What to do
Without the images, write out all of the following entries exactly.

** Data extract follows **

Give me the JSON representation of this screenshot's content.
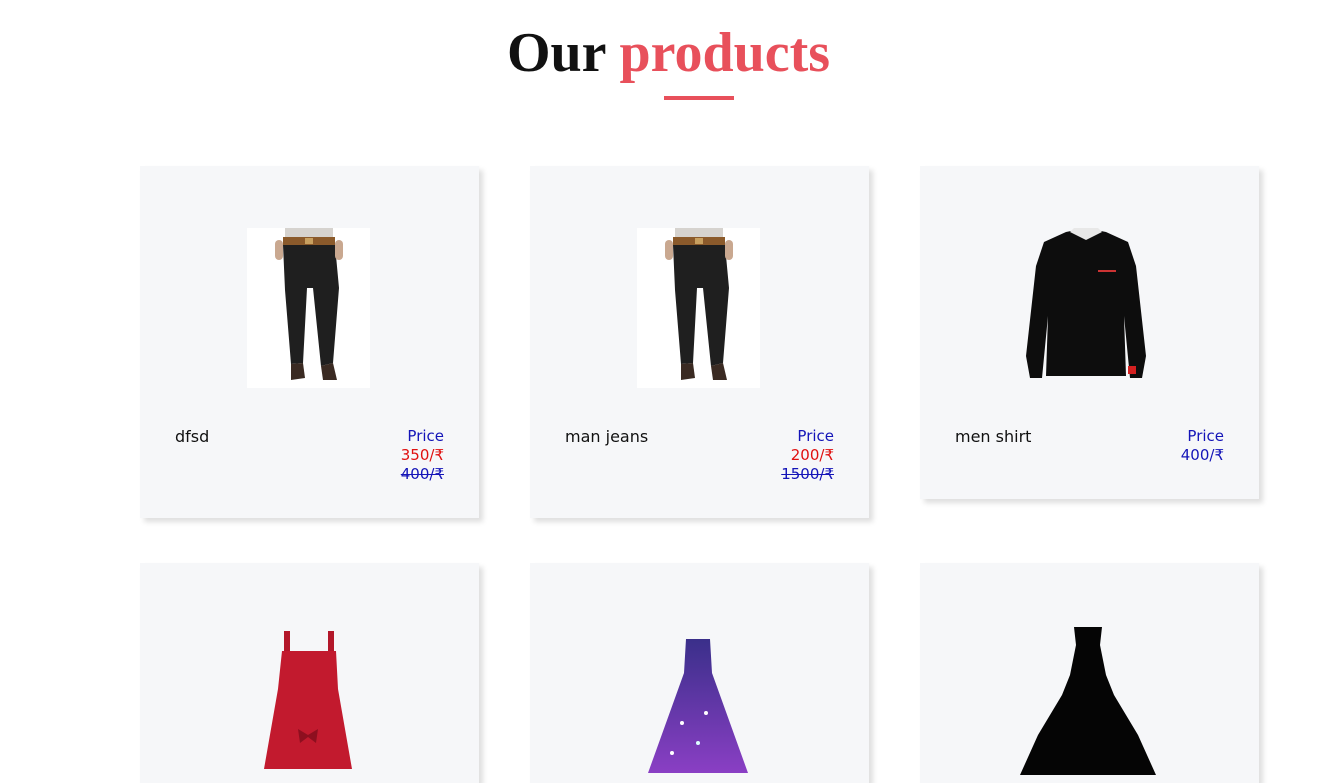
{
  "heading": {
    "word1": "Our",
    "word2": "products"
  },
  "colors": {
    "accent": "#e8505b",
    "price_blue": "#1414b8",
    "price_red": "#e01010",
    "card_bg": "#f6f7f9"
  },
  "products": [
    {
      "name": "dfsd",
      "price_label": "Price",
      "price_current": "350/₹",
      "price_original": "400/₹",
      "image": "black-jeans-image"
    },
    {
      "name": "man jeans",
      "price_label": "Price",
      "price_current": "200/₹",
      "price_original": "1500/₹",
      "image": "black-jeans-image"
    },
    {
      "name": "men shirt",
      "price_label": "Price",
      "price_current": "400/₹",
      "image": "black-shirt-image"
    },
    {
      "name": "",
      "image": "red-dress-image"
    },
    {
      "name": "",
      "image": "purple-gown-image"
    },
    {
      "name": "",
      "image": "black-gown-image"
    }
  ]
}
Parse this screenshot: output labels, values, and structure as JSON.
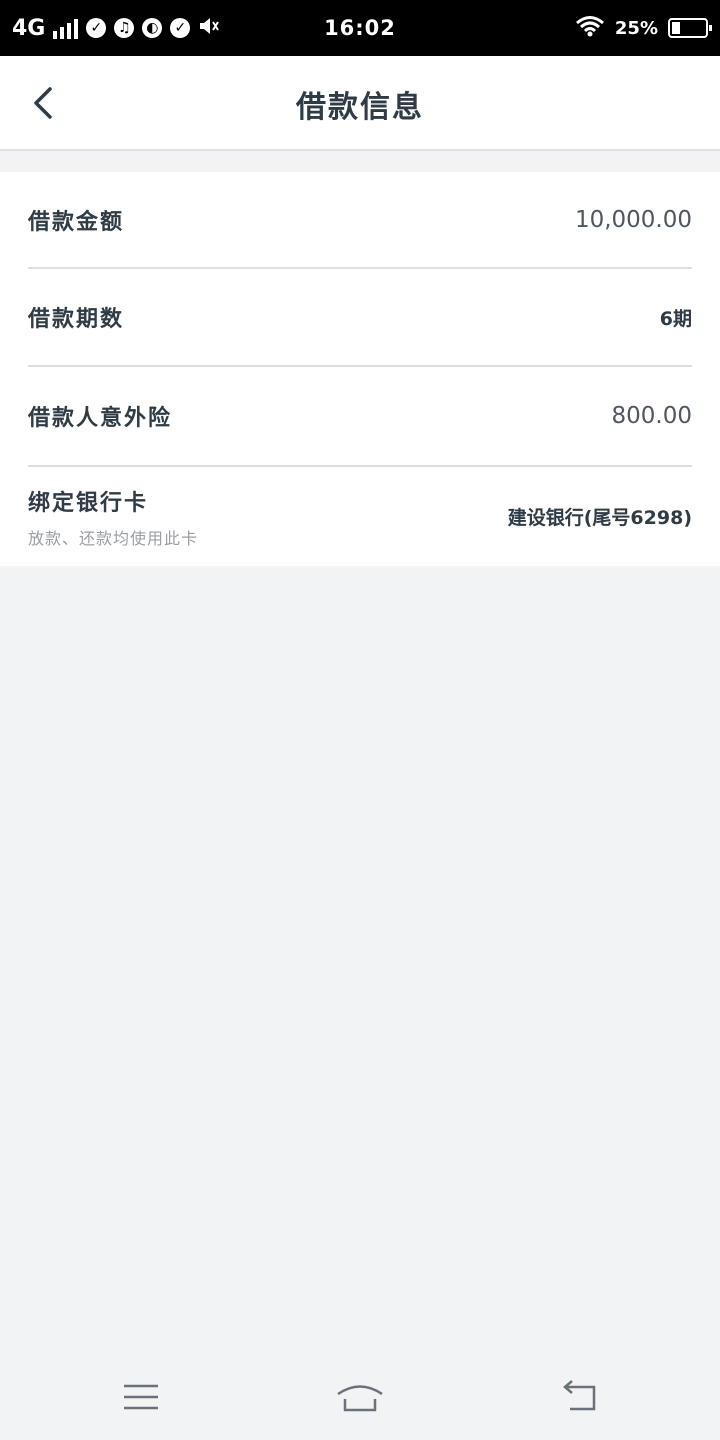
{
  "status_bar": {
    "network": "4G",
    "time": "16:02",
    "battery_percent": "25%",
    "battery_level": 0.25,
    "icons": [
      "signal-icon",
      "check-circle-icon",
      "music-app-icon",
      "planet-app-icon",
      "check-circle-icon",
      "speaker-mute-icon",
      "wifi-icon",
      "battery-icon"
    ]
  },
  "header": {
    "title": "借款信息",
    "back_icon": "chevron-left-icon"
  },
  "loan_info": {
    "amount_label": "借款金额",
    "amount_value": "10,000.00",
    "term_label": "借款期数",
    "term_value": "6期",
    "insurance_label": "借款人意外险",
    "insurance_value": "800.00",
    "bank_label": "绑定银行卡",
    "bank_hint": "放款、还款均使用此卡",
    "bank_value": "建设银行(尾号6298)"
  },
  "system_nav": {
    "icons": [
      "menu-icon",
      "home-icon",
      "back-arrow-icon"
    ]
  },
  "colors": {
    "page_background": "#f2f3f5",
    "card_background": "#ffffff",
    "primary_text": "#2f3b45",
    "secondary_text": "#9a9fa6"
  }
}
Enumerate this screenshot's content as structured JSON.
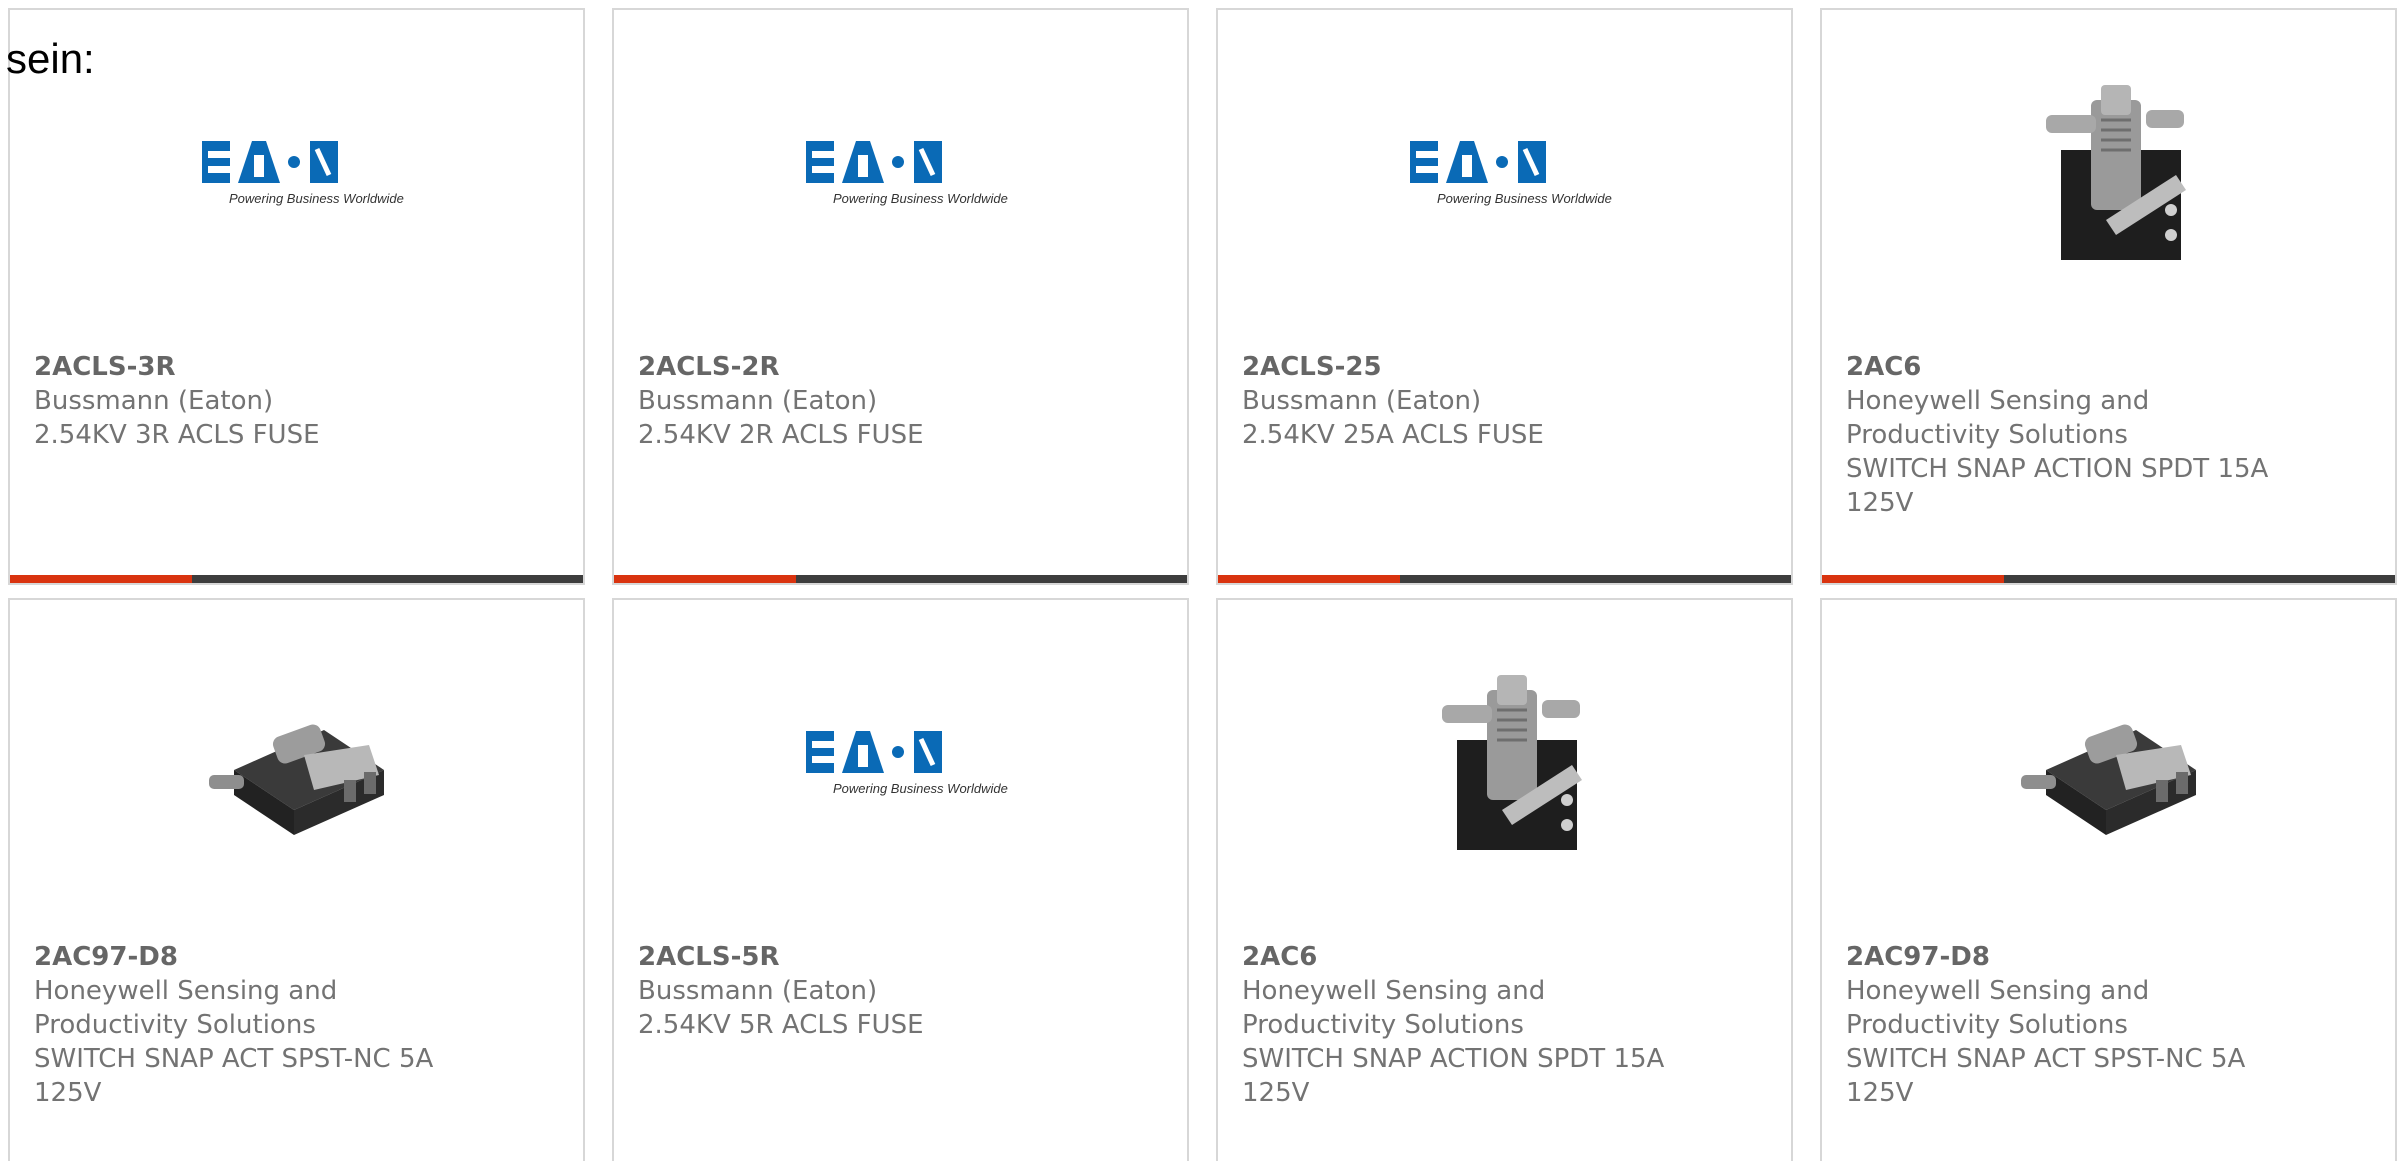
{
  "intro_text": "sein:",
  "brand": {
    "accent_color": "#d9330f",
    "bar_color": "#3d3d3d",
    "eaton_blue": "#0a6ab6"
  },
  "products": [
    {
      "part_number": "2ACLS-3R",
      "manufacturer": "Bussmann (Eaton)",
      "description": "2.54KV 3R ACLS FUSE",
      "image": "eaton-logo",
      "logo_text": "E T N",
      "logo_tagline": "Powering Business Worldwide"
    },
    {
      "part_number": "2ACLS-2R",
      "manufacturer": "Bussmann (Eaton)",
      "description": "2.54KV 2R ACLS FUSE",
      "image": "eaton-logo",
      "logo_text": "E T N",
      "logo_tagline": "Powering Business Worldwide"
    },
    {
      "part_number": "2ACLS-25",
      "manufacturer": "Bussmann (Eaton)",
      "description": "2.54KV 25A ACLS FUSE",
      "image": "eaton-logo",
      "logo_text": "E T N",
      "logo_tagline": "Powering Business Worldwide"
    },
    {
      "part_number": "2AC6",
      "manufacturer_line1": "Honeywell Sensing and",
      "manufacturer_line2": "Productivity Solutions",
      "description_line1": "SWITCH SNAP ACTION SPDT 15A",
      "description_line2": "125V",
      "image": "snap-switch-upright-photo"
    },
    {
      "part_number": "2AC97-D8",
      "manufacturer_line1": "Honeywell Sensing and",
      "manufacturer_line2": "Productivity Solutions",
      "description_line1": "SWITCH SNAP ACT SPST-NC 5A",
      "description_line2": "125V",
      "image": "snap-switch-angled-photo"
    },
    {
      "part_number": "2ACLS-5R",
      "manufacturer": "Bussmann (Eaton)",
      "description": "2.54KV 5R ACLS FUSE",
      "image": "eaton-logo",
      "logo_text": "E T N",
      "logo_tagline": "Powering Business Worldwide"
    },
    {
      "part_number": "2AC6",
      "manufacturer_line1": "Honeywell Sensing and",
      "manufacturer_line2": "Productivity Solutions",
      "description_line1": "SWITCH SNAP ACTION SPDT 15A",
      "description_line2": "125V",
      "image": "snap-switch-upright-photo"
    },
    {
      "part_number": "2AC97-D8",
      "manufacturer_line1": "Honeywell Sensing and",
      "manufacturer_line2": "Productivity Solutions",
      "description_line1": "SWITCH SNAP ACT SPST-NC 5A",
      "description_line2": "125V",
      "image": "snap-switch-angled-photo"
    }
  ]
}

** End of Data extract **

Result for this task
Give me the JSON representation of this screenshot's content.
{
  "heading": {
    "word1": "Our",
    "word2": "products"
  },
  "colors": {
    "accent": "#e8505b",
    "price_blue": "#1414b8",
    "price_red": "#e01010",
    "card_bg": "#f6f7f9"
  },
  "products": [
    {
      "name": "dfsd",
      "price_label": "Price",
      "price_current": "350/₹",
      "price_original": "400/₹",
      "image": "black-jeans-image"
    },
    {
      "name": "man jeans",
      "price_label": "Price",
      "price_current": "200/₹",
      "price_original": "1500/₹",
      "image": "black-jeans-image"
    },
    {
      "name": "men shirt",
      "price_label": "Price",
      "price_current": "400/₹",
      "image": "black-shirt-image"
    },
    {
      "name": "",
      "image": "red-dress-image"
    },
    {
      "name": "",
      "image": "purple-gown-image"
    },
    {
      "name": "",
      "image": "black-gown-image"
    }
  ]
}
Parse this screenshot: output labels, values, and structure as JSON.
{
  "status_bar": {
    "network": "4G",
    "time": "16:02",
    "battery_percent": "25%",
    "battery_level": 0.25,
    "icons": [
      "signal-icon",
      "check-circle-icon",
      "music-app-icon",
      "planet-app-icon",
      "check-circle-icon",
      "speaker-mute-icon",
      "wifi-icon",
      "battery-icon"
    ]
  },
  "header": {
    "title": "借款信息",
    "back_icon": "chevron-left-icon"
  },
  "loan_info": {
    "amount_label": "借款金额",
    "amount_value": "10,000.00",
    "term_label": "借款期数",
    "term_value": "6期",
    "insurance_label": "借款人意外险",
    "insurance_value": "800.00",
    "bank_label": "绑定银行卡",
    "bank_hint": "放款、还款均使用此卡",
    "bank_value": "建设银行(尾号6298)"
  },
  "system_nav": {
    "icons": [
      "menu-icon",
      "home-icon",
      "back-arrow-icon"
    ]
  },
  "colors": {
    "page_background": "#f2f3f5",
    "card_background": "#ffffff",
    "primary_text": "#2f3b45",
    "secondary_text": "#9a9fa6"
  }
}
Enumerate this screenshot's content as structured JSON.
{
  "intro_text": "sein:",
  "brand": {
    "accent_color": "#d9330f",
    "bar_color": "#3d3d3d",
    "eaton_blue": "#0a6ab6"
  },
  "products": [
    {
      "part_number": "2ACLS-3R",
      "manufacturer": "Bussmann (Eaton)",
      "description": "2.54KV 3R ACLS FUSE",
      "image": "eaton-logo",
      "logo_text": "E T N",
      "logo_tagline": "Powering Business Worldwide"
    },
    {
      "part_number": "2ACLS-2R",
      "manufacturer": "Bussmann (Eaton)",
      "description": "2.54KV 2R ACLS FUSE",
      "image": "eaton-logo",
      "logo_text": "E T N",
      "logo_tagline": "Powering Business Worldwide"
    },
    {
      "part_number": "2ACLS-25",
      "manufacturer": "Bussmann (Eaton)",
      "description": "2.54KV 25A ACLS FUSE",
      "image": "eaton-logo",
      "logo_text": "E T N",
      "logo_tagline": "Powering Business Worldwide"
    },
    {
      "part_number": "2AC6",
      "manufacturer_line1": "Honeywell Sensing and",
      "manufacturer_line2": "Productivity Solutions",
      "description_line1": "SWITCH SNAP ACTION SPDT 15A",
      "description_line2": "125V",
      "image": "snap-switch-upright-photo"
    },
    {
      "part_number": "2AC97-D8",
      "manufacturer_line1": "Honeywell Sensing and",
      "manufacturer_line2": "Productivity Solutions",
      "description_line1": "SWITCH SNAP ACT SPST-NC 5A",
      "description_line2": "125V",
      "image": "snap-switch-angled-photo"
    },
    {
      "part_number": "2ACLS-5R",
      "manufacturer": "Bussmann (Eaton)",
      "description": "2.54KV 5R ACLS FUSE",
      "image": "eaton-logo",
      "logo_text": "E T N",
      "logo_tagline": "Powering Business Worldwide"
    },
    {
      "part_number": "2AC6",
      "manufacturer_line1": "Honeywell Sensing and",
      "manufacturer_line2": "Productivity Solutions",
      "description_line1": "SWITCH SNAP ACTION SPDT 15A",
      "description_line2": "125V",
      "image": "snap-switch-upright-photo"
    },
    {
      "part_number": "2AC97-D8",
      "manufacturer_line1": "Honeywell Sensing and",
      "manufacturer_line2": "Productivity Solutions",
      "description_line1": "SWITCH SNAP ACT SPST-NC 5A",
      "description_line2": "125V",
      "image": "snap-switch-angled-photo"
    }
  ]
}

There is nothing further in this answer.